  • Providing for the preserving and managing areas of public enjoyment
  • Ensuring, as far as possible, the survival of indigenous species
  • Preserving representative samples of natural ecosystems and landscapes
  • Promoting the protection of the coast’s natural character

Reserves can be established on the coast (and inland) under the Reserves Act 1977 and these can help protect catchment areas draining into the sea. Reserve land is categorised on the basis of its primary purpose as either recreation, historic, scenic, nature, scientific, government or local.
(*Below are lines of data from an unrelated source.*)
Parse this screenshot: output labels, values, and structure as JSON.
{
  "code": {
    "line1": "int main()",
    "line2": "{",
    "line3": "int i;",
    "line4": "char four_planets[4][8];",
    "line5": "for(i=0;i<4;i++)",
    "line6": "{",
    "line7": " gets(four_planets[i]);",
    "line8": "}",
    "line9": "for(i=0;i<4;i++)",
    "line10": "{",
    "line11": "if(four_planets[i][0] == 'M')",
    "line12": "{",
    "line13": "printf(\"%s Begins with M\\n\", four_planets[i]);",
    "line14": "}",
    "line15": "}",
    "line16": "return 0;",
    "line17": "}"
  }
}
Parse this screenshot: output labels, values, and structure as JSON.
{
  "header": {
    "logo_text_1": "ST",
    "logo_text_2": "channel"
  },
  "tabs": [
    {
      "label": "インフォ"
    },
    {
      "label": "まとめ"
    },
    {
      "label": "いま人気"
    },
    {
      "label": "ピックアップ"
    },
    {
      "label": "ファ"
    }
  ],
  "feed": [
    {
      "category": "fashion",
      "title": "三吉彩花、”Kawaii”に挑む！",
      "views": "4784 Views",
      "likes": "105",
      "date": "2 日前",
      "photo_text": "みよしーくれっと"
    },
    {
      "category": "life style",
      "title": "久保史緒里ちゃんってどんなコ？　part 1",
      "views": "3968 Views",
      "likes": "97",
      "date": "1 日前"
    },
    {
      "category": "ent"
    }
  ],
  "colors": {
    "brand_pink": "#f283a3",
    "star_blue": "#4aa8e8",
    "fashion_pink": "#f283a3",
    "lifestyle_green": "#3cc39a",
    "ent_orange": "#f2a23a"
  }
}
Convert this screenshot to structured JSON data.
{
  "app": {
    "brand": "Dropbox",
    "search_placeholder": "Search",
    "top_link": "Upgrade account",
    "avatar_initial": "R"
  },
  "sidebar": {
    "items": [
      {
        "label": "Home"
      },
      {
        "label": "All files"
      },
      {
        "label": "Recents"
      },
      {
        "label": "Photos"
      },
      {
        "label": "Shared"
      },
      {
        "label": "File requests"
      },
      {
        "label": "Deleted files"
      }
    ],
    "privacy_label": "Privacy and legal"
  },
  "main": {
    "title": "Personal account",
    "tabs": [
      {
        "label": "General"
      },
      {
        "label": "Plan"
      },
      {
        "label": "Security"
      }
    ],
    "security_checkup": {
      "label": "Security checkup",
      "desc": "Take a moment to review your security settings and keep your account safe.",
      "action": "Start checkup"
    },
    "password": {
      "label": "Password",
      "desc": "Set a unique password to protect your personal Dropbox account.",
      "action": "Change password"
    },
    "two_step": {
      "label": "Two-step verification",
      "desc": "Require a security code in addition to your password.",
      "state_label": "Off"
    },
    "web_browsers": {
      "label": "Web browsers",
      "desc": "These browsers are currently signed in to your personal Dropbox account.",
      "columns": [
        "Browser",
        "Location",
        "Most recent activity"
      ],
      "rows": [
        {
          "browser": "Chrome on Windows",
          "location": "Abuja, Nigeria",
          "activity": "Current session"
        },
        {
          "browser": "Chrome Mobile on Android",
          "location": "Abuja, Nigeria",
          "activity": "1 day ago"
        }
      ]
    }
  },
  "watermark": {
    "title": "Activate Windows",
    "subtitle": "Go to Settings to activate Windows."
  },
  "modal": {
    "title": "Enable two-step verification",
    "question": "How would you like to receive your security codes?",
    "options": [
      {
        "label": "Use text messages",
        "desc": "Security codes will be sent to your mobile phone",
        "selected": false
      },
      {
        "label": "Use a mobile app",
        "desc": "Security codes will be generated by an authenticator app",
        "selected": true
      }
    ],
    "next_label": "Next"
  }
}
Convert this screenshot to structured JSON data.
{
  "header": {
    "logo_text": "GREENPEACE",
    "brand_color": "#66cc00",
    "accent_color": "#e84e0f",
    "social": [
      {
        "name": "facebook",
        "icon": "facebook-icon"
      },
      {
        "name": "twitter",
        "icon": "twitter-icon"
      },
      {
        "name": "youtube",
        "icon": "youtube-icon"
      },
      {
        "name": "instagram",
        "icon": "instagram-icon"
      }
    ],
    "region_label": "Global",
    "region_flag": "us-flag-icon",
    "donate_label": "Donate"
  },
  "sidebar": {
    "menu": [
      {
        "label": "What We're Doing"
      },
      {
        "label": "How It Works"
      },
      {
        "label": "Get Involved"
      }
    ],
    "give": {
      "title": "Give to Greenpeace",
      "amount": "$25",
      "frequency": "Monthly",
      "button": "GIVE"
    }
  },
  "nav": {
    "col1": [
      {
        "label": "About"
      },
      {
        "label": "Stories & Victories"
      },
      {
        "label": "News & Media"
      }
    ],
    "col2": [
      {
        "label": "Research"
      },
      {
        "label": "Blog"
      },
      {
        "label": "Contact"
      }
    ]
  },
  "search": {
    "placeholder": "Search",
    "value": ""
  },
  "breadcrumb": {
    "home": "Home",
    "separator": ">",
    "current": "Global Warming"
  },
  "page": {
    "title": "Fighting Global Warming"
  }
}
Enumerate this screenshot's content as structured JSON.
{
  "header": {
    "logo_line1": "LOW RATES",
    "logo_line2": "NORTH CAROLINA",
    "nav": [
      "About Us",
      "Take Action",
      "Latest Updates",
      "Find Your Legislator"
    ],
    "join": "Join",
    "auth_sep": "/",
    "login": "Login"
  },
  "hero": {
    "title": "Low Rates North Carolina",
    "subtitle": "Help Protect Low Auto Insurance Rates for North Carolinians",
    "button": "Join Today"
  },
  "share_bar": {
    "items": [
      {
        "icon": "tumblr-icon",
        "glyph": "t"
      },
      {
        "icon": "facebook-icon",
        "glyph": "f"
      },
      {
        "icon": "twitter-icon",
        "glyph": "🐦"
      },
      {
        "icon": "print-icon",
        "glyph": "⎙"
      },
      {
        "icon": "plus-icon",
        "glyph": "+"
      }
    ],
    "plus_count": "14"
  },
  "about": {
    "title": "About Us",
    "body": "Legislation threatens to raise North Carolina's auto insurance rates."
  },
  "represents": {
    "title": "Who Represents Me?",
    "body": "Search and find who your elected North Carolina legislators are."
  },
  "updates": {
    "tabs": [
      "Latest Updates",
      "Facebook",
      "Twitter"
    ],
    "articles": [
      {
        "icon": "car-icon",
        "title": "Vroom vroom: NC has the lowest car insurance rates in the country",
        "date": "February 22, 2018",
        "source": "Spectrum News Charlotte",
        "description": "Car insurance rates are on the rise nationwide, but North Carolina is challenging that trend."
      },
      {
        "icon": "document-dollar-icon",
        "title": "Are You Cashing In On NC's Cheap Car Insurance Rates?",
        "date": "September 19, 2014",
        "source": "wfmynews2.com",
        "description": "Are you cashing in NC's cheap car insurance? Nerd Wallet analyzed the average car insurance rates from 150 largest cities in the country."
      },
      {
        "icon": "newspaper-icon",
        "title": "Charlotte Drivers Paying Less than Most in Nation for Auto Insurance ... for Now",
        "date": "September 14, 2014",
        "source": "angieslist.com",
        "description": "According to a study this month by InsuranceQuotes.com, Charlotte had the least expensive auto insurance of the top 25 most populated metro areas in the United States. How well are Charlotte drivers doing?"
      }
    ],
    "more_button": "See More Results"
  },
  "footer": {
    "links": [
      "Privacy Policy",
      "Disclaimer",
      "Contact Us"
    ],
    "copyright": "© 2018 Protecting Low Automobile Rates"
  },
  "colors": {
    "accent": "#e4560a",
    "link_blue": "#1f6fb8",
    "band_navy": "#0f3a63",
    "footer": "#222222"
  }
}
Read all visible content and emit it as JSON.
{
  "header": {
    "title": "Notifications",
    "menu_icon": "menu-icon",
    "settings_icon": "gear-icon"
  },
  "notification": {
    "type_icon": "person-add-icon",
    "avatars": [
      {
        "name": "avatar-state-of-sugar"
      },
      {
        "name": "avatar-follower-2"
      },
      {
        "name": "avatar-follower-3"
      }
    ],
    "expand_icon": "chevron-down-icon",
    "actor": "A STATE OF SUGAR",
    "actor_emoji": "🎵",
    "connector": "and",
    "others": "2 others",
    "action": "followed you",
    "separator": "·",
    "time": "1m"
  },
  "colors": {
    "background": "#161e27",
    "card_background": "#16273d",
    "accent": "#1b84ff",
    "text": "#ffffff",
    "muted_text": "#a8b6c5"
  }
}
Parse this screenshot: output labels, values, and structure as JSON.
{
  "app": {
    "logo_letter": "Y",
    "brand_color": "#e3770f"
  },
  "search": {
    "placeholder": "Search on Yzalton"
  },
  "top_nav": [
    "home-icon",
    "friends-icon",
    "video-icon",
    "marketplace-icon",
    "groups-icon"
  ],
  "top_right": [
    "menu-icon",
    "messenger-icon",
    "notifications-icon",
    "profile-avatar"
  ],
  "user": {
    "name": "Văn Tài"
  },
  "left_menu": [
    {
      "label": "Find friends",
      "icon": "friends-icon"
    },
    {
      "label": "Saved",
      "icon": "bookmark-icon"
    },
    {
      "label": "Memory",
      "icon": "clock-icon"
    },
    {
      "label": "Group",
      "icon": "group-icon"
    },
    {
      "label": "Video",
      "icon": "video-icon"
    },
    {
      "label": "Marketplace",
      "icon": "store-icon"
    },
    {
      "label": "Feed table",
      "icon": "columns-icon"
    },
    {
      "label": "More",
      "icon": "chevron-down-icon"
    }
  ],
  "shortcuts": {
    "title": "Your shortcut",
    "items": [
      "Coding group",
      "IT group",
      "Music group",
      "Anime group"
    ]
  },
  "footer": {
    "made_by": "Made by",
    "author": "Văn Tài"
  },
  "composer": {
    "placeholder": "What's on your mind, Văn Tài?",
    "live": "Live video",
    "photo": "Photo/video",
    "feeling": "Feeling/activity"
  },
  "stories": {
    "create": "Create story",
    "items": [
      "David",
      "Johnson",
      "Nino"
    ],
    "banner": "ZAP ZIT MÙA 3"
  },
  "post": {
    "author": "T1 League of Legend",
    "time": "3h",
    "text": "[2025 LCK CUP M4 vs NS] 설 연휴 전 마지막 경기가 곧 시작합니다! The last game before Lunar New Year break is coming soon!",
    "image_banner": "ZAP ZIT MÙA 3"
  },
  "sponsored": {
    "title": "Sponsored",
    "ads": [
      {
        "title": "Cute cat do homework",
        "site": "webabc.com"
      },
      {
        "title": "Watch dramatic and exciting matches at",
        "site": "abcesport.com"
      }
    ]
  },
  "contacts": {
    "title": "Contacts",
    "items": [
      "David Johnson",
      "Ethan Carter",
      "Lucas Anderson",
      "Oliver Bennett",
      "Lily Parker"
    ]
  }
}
Each reserve is required to have a reserve management plan and to be managed in accordance with the purpose for which it is classified.

The Reserves Act also provides mechanisms for the protection of privately-owned land including the declaration of protected private land, the establishment of conservation covenants and the establishment of Nga Whenua Rahui kawenata on Māori land.

Marine and Coastal Area (Takutai Moana) Act 2011

The Marine and Coastal Area (Takutai Moana) Act 2011 (MCA Act) established a new regime for the recognition of customary rights and title over the common marine and coastal area. The legislation defines a “common marine and coastal area” which includes the marine and coastal area, excluding existing freehold title and areas owned by the Crown as conservation areas, national parks or reserves. It states that the common marine and coastal area has a “special status” and that neither the Crown nor any other person owns, or is capable of owning it. 2483  Every person has the right to enter, pass over, and engage in recreational activities in the common marine and coastal area. 2484  

This legislation is discussed in described in detail elsewhere on this website.

  1. Ministry for the Environment, 2012

  2. Fisheries Act 1996, section 8

  3. http://www.ballast-water-treatment.com/reglementation/237-2

  4. Marine Mammals Protection Act 1978, section 17

  5. Wildlife Act 1952, section 63A

  6. http://www.legislation.govt.nz/act/public/1953/0031/latest/DLM278598.html

  7. http://www.doc.govt.nz/about-doc/role/legislation/guides-and-bylaws/a-guide-for-reserve-administering-bodies/chapter-2-powers-under-the-reserves-act/

  8. MCA Act 2011, section 11

  9. MCA Act 2011, section 26

Last updated at 2:11PM on February 25, 2015